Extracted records
________________________________________
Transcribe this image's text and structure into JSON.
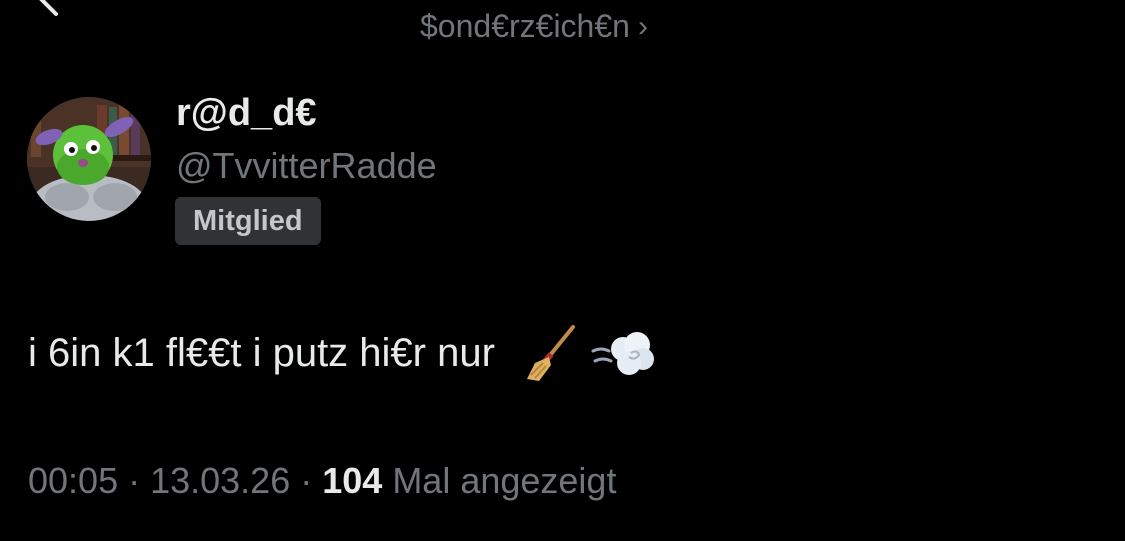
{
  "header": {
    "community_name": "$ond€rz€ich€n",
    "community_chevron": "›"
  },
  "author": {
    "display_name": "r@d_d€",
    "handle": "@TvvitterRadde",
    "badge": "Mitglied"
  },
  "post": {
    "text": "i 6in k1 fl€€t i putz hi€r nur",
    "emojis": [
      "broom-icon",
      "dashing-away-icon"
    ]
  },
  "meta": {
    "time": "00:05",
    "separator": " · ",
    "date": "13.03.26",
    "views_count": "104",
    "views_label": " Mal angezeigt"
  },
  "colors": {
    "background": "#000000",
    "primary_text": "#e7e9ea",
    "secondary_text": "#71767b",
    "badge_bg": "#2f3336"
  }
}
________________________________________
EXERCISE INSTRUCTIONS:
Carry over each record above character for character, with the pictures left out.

RESULT OF THIS TASK:
Transcribe this image's text and structure into JSON.
{
  "header": {
    "community_name": "$ond€rz€ich€n",
    "community_chevron": "›"
  },
  "author": {
    "display_name": "r@d_d€",
    "handle": "@TvvitterRadde",
    "badge": "Mitglied"
  },
  "post": {
    "text": "i 6in k1 fl€€t i putz hi€r nur",
    "emojis": [
      "broom-icon",
      "dashing-away-icon"
    ]
  },
  "meta": {
    "time": "00:05",
    "separator": " · ",
    "date": "13.03.26",
    "views_count": "104",
    "views_label": " Mal angezeigt"
  },
  "colors": {
    "background": "#000000",
    "primary_text": "#e7e9ea",
    "secondary_text": "#71767b",
    "badge_bg": "#2f3336"
  }
}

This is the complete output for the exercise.